So three women out there doing some great writing about parenting and real life as a mother. I find this very heartening, because of course it means there are really thousands of others trying to find their way as a mom and a writer just like me. I also find it a bit intimidating, because of course it means that anyone can have a blog (and they do, just like me) and put their life tidbits out there and what's the point? That big question always lurks - why bother? I hate this question because there's no great answer that doesn't just sound like the goody-goody saying something in the face of the much cooler, sexier, more sophisticated looking person who then of course has to be the more miserable one in this scenario because she isn't doing anything for herself, while we humble but more self-aware people are trying much harder to get it right and lead good satisfying lives. (Did I ever mention that my astrological sign is Leo? By all accounts, Leos can be at least sometimes arrogant about what they think they know, and I know that I am no exception.)

But presumably, arrogance aside, these women, and me too, are putting it out there because it helps. It helps us. And in this world, we can only start there. Being so attentive to the diverse needs of someone else, my little son someone, there is not much I seem to be able to do to help myself in the ways I used to. So I muddle back to this new lifeline, and press on, hoping it matters.
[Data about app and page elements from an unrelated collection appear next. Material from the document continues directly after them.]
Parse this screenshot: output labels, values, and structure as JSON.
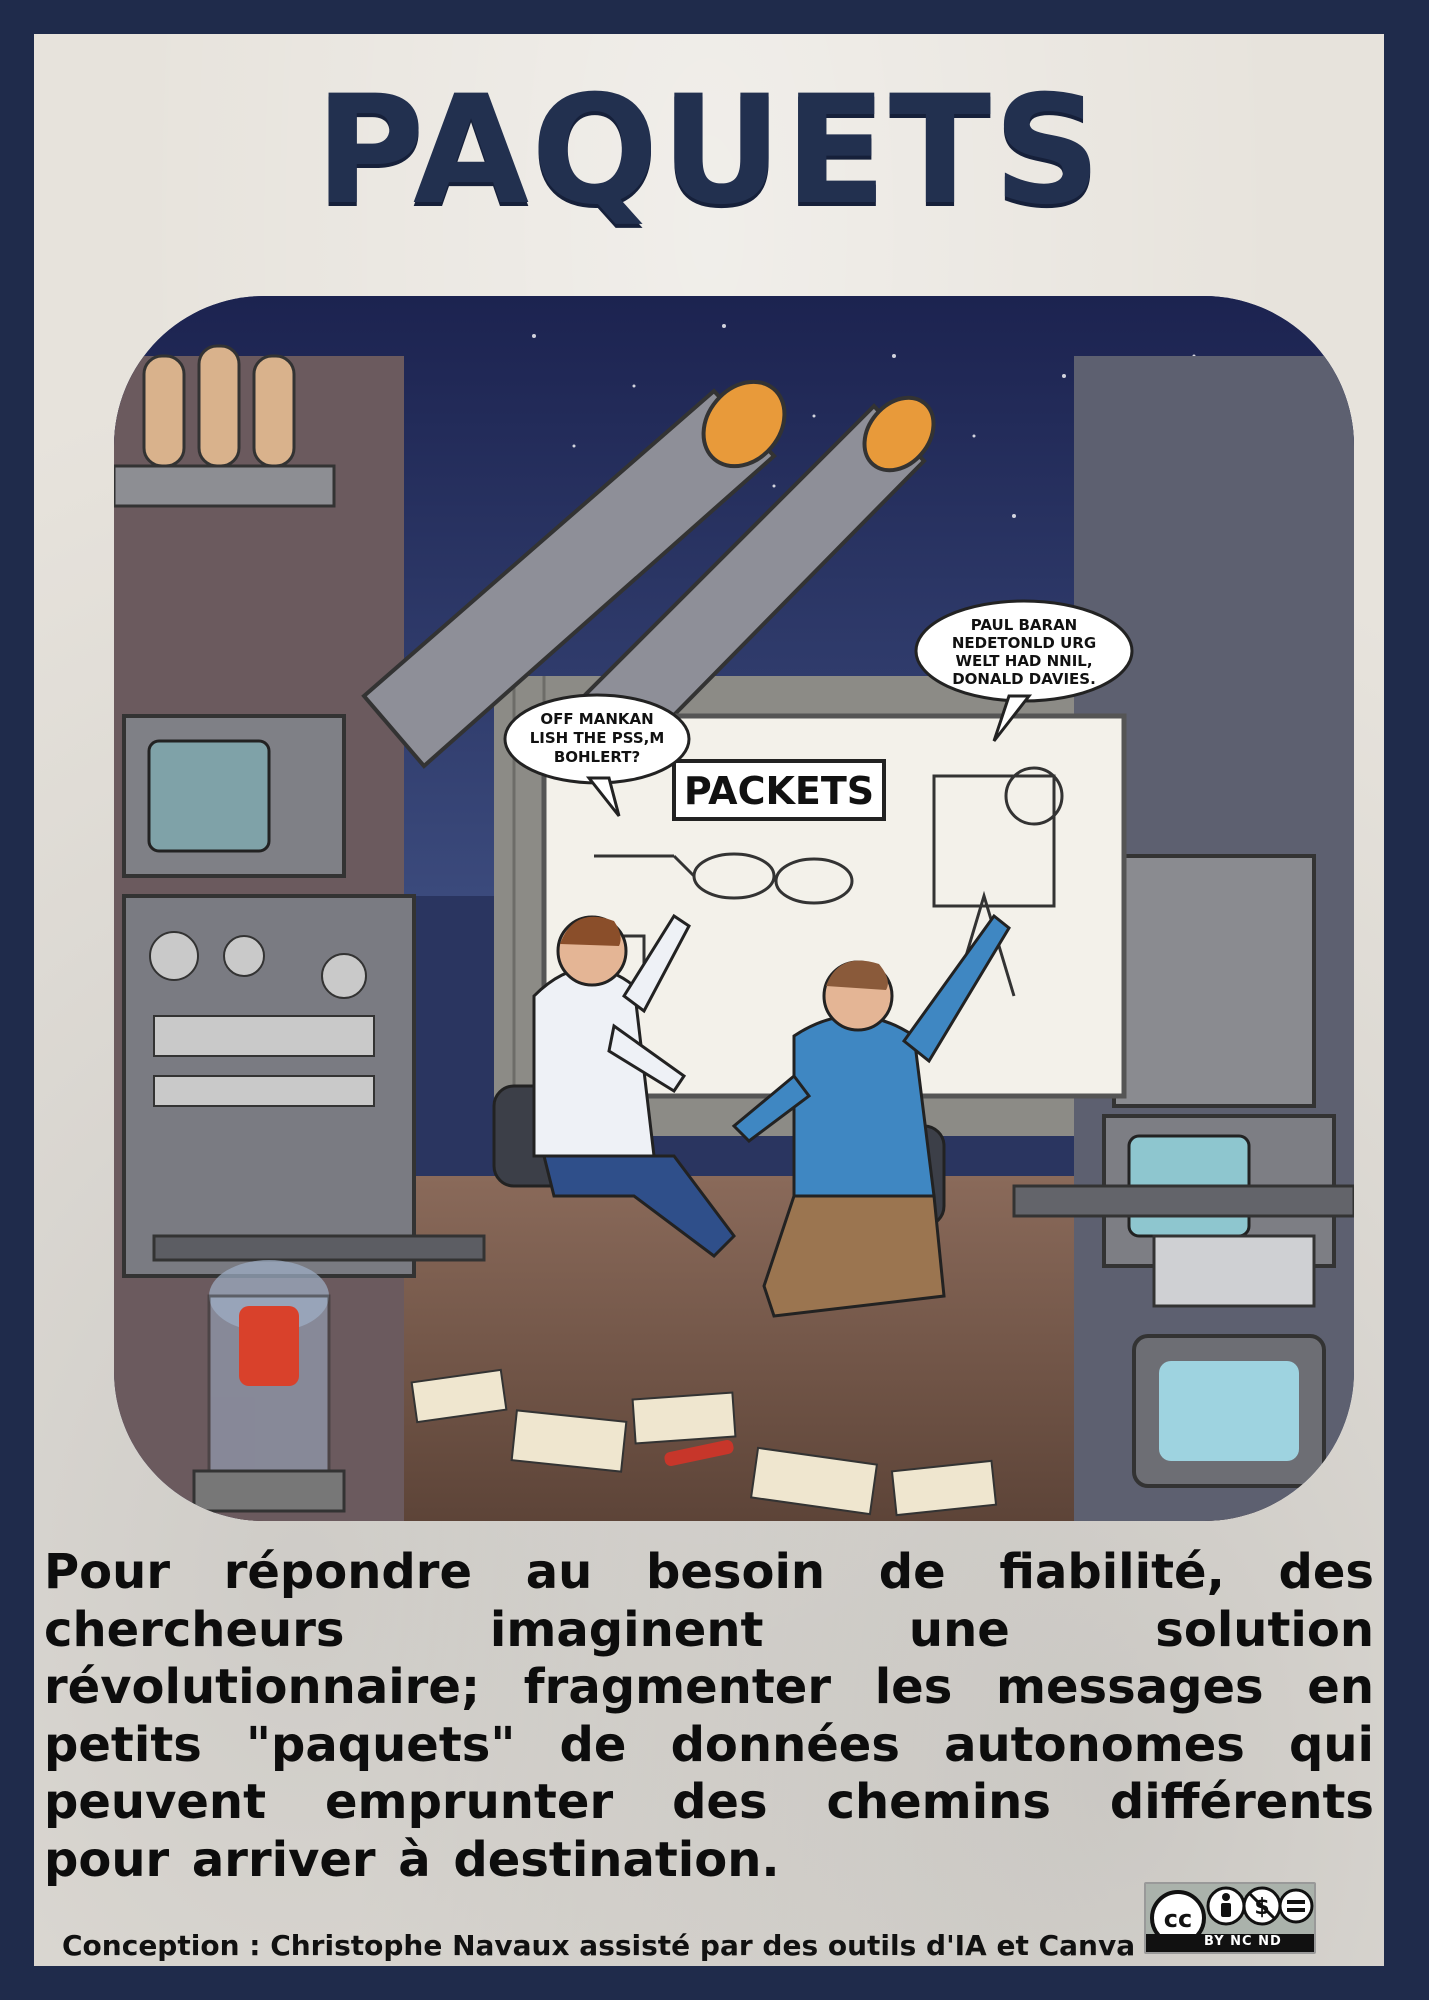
{
  "poster": {
    "title": "PAQUETS",
    "body": "Pour répondre au besoin de fiabilité, des chercheurs imaginent une solution révolutionnaire; fragmenter les messages en petits \"paquets\" de données autonomes qui peuvent emprunter des chemins différents pour arriver à destination.",
    "footer": "Conception : Christophe Navaux  assisté par des outils d'IA et Canva"
  },
  "illustration": {
    "whiteboard_title": "PACKETS",
    "bubble_left": [
      "OFF MANKAN",
      "LISH THE PSS,M",
      "BOHLERT?"
    ],
    "bubble_right": [
      "PAUL BARAN",
      "NEDETONLD URG",
      "WELT HAD NNIL,",
      "DONALD DAVIES."
    ]
  },
  "license": {
    "cc_symbol": "cc",
    "text": "BY  NC  ND"
  },
  "colors": {
    "border": "#1f2b4b",
    "paper": "#e7e3dc",
    "title": "#22304f",
    "text": "#0d0d0d"
  },
  "icons": [
    "cc-icon",
    "by-person-icon",
    "nc-dollar-icon",
    "nd-equal-icon"
  ]
}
My next assignment - post comments to these new women I've become aware of living lives across the country, to introduce myself and extend a hand. It feels a little like my first day of school.

Saturday, August 11, 2007

Helloooo Out There...

I have been lamenting lately that I don't know any women or men with children my age whom I am really close with who are staying home with their children. Lamenting is maybe putting it too strongly, it's more like noticing. I am blessed with great friends, and am not necessarily looking (or even able to make room) for more close friends, but do notice that I don't have that commonality with those in my close circle around being a new mom and most recently, an at-home mom too. I have gotten out to one library story hour, but have yet to attend a play group, mostly because the people energy I have goes towards maintaining my existing friendships and family relationships. So there it is. I can't even clearly measure how important my need is to have additional connections, I only know that the isolation that I feel around being Noah's primary caregiver goes beyond what I can talk about easily with most people in my life right now.

Saying "I feel isolated," just doesn't seem to carry the emotion I have about it. "I feel massively responsible," gets closer. "I feel alone in this full-time mission to keep him not just alive, but happy, healthy, and thriving, while being a full-time witness to his early life" might sum up the whole kitten kaboodle, but still isn't specific enough. It's that it's tough luck if I don't feel like putting him to bed on a night when it takes an hour instead of ten minutes. Or how annoying it is wiping slung food particles off the kitchen tile after every meal, trying to focus on how exciting it is that Noah is learning to eat and sometimes even with a fork. Or how when Noah gives a glowing smile after walking, or stacking a block tower seven blocks high, there is no other adult for me to turn to and say - "How amazing is this?" Or when my husband is at work, how it is just me and Noah here. For many days in a row.

There is nothing like it, and I know the answer is not to whine for a long time but to go out and ask the universe for what I want. So my goal is to start engaging a bit more in the blogosphere to find some similarly situated bloggers - perhaps cyberspace is the new YWCA group for a mom like me? Where I can connect without taking on more than I can handle? Here I go - I hope to see you in the ether.